My brother’s cat, Beau, has been sick with a UTI so many times before I find it hard to count. It’s not something we take lightly, and these recurring UTIs have been something the whole family’s done its best to research and resolve. But these past few weeks were different: Beau’s UTI issues became life-threateningly serious, pretty much overnight – leading to emergency visit after emergency visit, and finally, to a pretty major surgery that has hopefully extended his lifespan by many, many years.
At the start of this extremely painful experience (for him, for his humans, and for those of us who love him dearly), we had no idea if Beau would make it. In fact, we didn’t even have any idea what was wrong. We didn’t know why he wasn’t getting better on his prescription cat food, or if there was something unique about this time that had made the infection so much worse than before. Did he have another illness making him sick? Would the vets be able to find out how to help him in time? If he made it, might this happen again? And would Beau be able to live through another round of these terrible experiences if they recurred when he was old?
Throughout those initial days of uncertainty, I felt I might lose a family member.
I picked those particular words for a reason. I didn’t feel like I would have if a human family member got sick – I felt that a family member was sick. Because while Beau is no human, he is family.

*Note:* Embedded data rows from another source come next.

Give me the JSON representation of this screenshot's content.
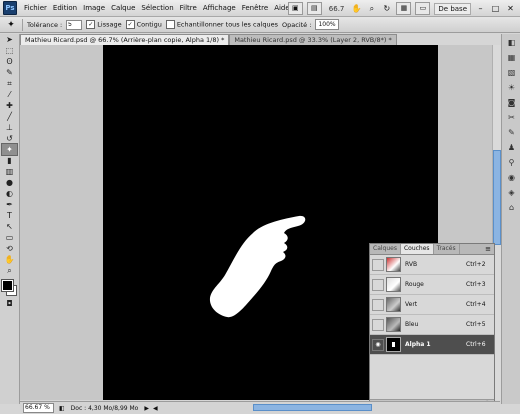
{
  "menubar": {
    "logo": "Ps",
    "items": [
      "Fichier",
      "Edition",
      "Image",
      "Calque",
      "Sélection",
      "Filtre",
      "Affichage",
      "Fenêtre",
      "Aide"
    ],
    "zoom": "66.7",
    "workspace": "De base"
  },
  "options": {
    "tolerance_label": "Tolérance :",
    "tolerance_value": "5",
    "lissage": "Lissage",
    "contigu": "Contigu",
    "echantillonner": "Echantillonner tous les calques",
    "opacite_label": "Opacité :",
    "opacite_value": "100%"
  },
  "tabs": [
    "Mathieu Ricard.psd @ 66.7% (Arrière-plan copie, Alpha 1/8) *",
    "Mathieu Ricard.psd @ 33.3% (Layer 2, RVB/8*) *"
  ],
  "panel": {
    "tabs": [
      "Calques",
      "Couches",
      "Tracés"
    ],
    "channels": [
      {
        "name": "RVB",
        "shortcut": "Ctrl+2"
      },
      {
        "name": "Rouge",
        "shortcut": "Ctrl+3"
      },
      {
        "name": "Vert",
        "shortcut": "Ctrl+4"
      },
      {
        "name": "Bleu",
        "shortcut": "Ctrl+5"
      },
      {
        "name": "Alpha 1",
        "shortcut": "Ctrl+6"
      }
    ]
  },
  "status": {
    "zoom": "66.67 %",
    "doc": "Doc : 4,30 Mo/8,99 Mo"
  },
  "colors": {
    "accent": "#8bb4e2",
    "canvas": "#000000",
    "selection": "#4e4e4e"
  }
}
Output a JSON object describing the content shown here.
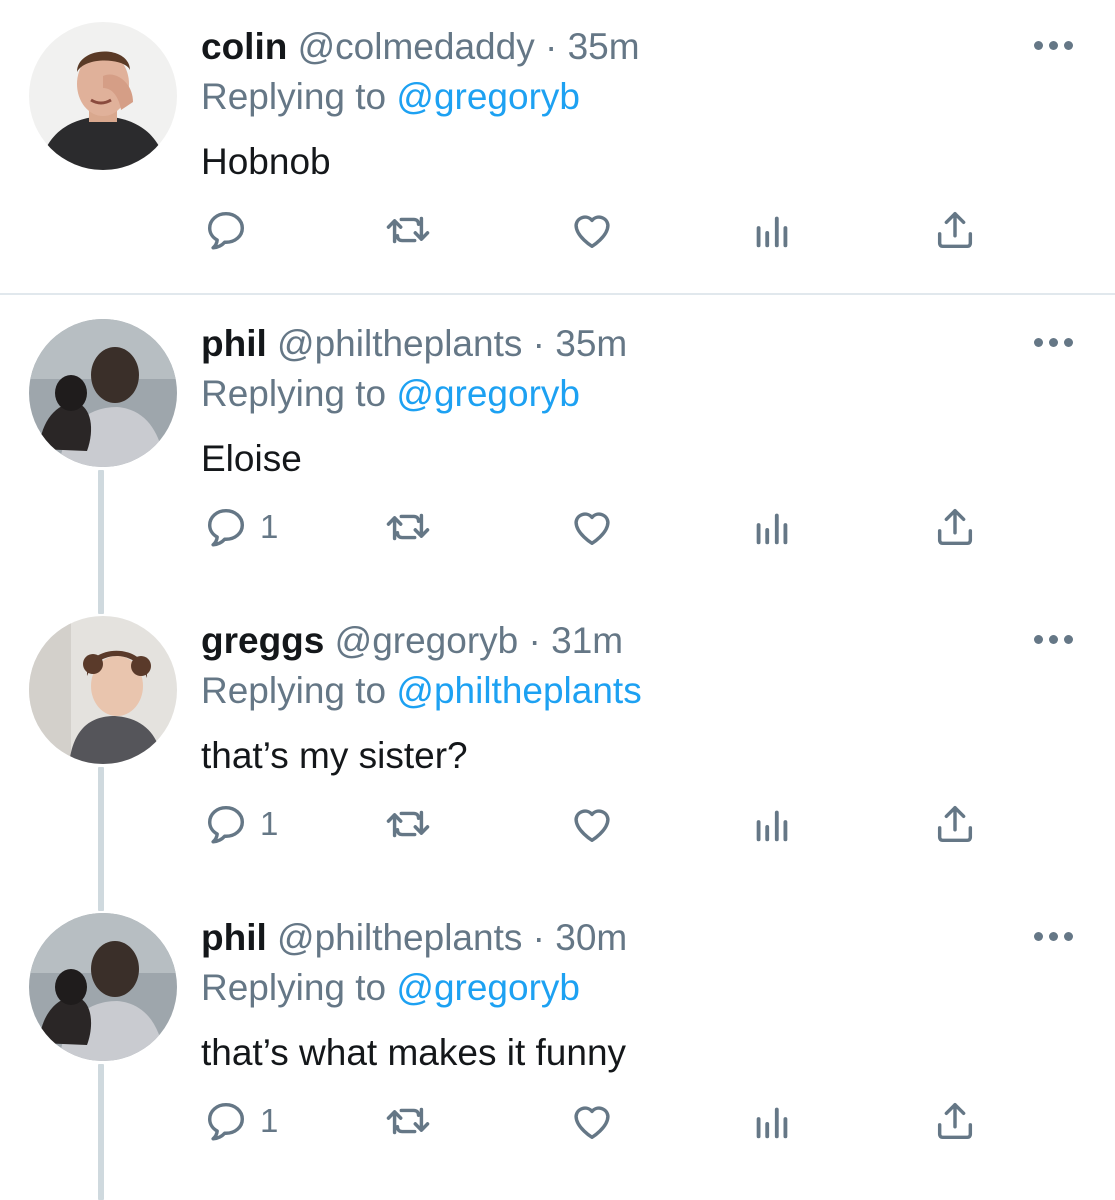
{
  "colors": {
    "text": "#14171a",
    "secondary": "#657786",
    "link": "#1da1f2",
    "divider": "#e1e8ed",
    "thread_line": "#cfd9de"
  },
  "tweets": [
    {
      "name": "colin",
      "handle": "@colmedaddy",
      "dot": "·",
      "time": "35m",
      "replying_prefix": "Replying to ",
      "replying_to": "@gregoryb",
      "text": "Hobnob",
      "reply_count": "",
      "avatar": "avatar-colin"
    },
    {
      "name": "phil",
      "handle": "@philtheplants",
      "dot": "·",
      "time": "35m",
      "replying_prefix": "Replying to ",
      "replying_to": "@gregoryb",
      "text": "Eloise",
      "reply_count": "1",
      "avatar": "avatar-phil"
    },
    {
      "name": "greggs",
      "handle": "@gregoryb",
      "dot": "·",
      "time": "31m",
      "replying_prefix": "Replying to ",
      "replying_to": "@philtheplants",
      "text": "that’s my sister?",
      "reply_count": "1",
      "avatar": "avatar-greggs"
    },
    {
      "name": "phil",
      "handle": "@philtheplants",
      "dot": "·",
      "time": "30m",
      "replying_prefix": "Replying to ",
      "replying_to": "@gregoryb",
      "text": "that’s what makes it funny",
      "reply_count": "1",
      "avatar": "avatar-phil"
    }
  ],
  "icons": [
    "reply-icon",
    "retweet-icon",
    "like-icon",
    "analytics-icon",
    "share-icon",
    "more-icon"
  ]
}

The emotional roller-coaster you feel when a family member or close relative gets sick – if you have a pet – that’s what you feel when they get sick.
And no, Beau is not my pet. He does not live in my house nor has he ever – but he is like a nephew to me, my brother’s son, and my mom’s cat, Walker, is the same. Were anything to happen to either of these cats, though they are not my own, I would feel that I lost family.

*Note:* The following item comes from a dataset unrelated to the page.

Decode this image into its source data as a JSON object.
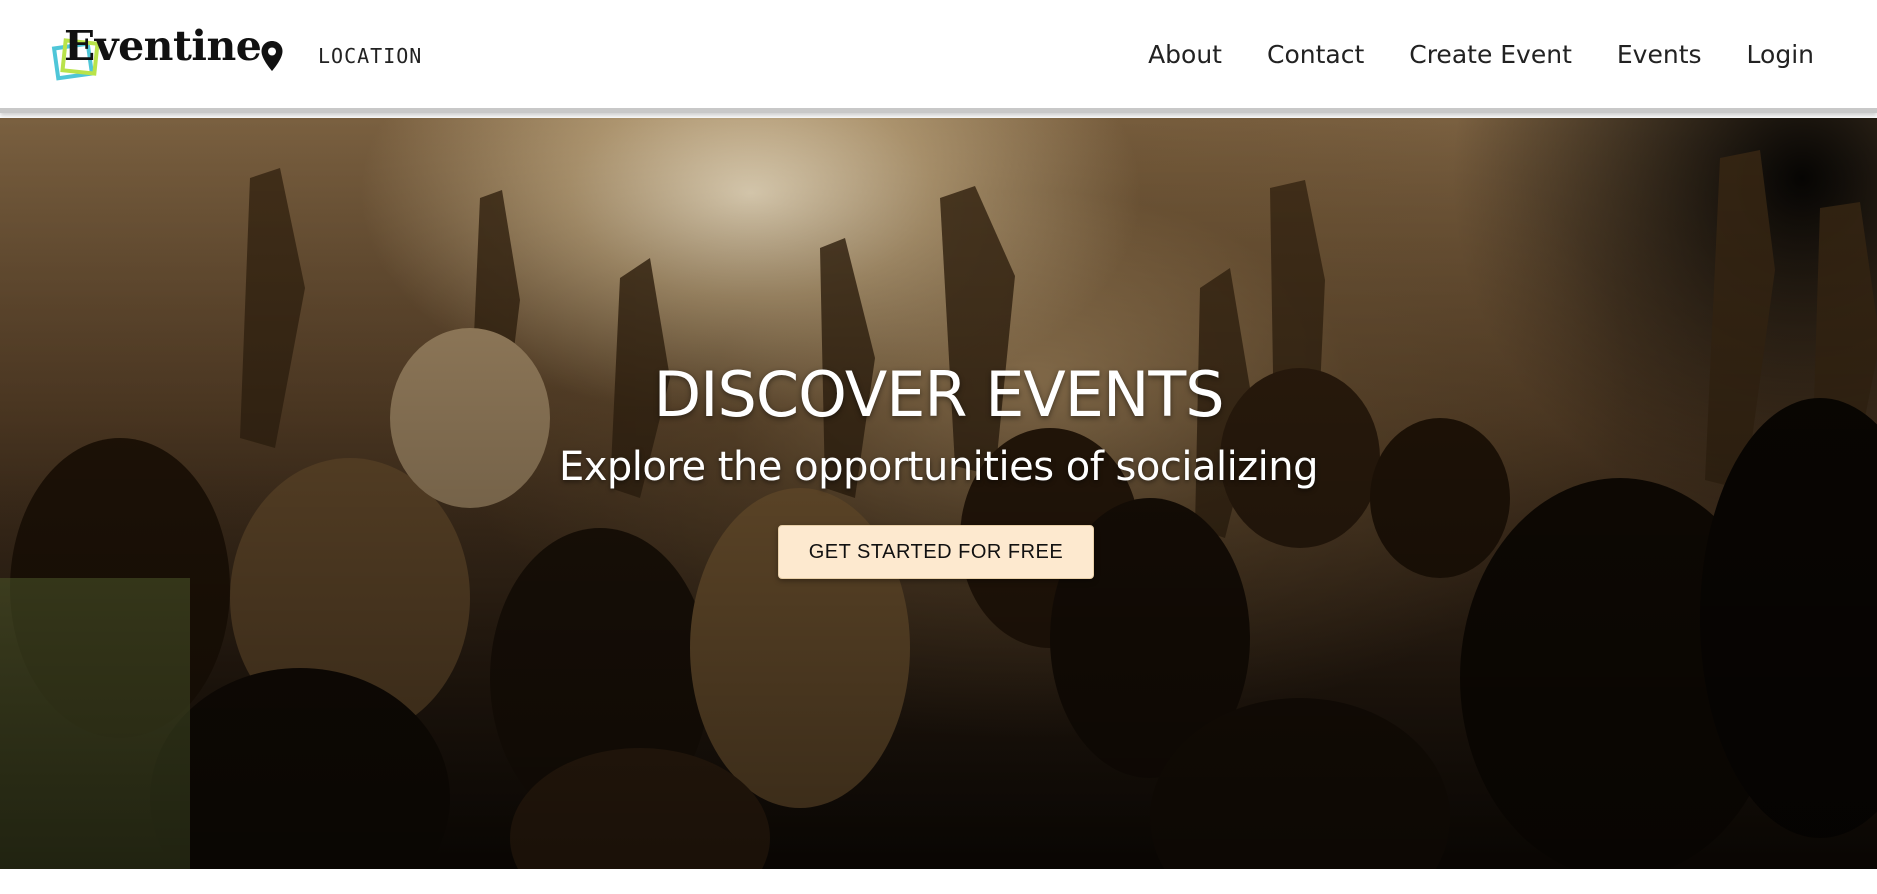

Are pets exactly like people? No. And certainly your relationship with them is not like your relationship with other people. Pets are obviously not able to hold conversations with you, to share similar hobbies and interests (besides napping and a love of food, of course!), to share with you their innermost thoughts and desires, or even describe to you how their day went, but for the many of us who live and interact with pets for so many hours each and every single day, the fact that our relationships with our pets are different from our relationships with other humans doesn’t at all change the fact that they are indeed family.
Do pets fit into the traditional definition of what a family unit is? Technically, no. The top Oxford English Dictionary definition of a family is “a group of people related by blood or marriage.” But arguing on behalf of this definition means you’d be excluding adopted children as family members – and I most certainly think you’d be hard pressed to find a soul these days who’d agree with that.
Pets are our adopted family members. We choose not only to be friends with them, but to take them into our lives full time, to bring them into our homes and to look after them the same way we would look after adopted children.
People adopt children to give kids who need a good home one, and also for a more selfish, yet equally good reason – because they feel the adopted child would make their lives better for having the child in it, too.
These same two reasons are why people adopt animals: to give the animals a better home and to enhance their own lives through the joy and fulfillment that having a pet can bring.
We spend countless hours with our pets each and every day. We protect them, look after them, and care for their well being the best we can – same as if they were our biological children, sisters, or brothers.
Pets are not “just” pets.
We treat our pets like family because family they are.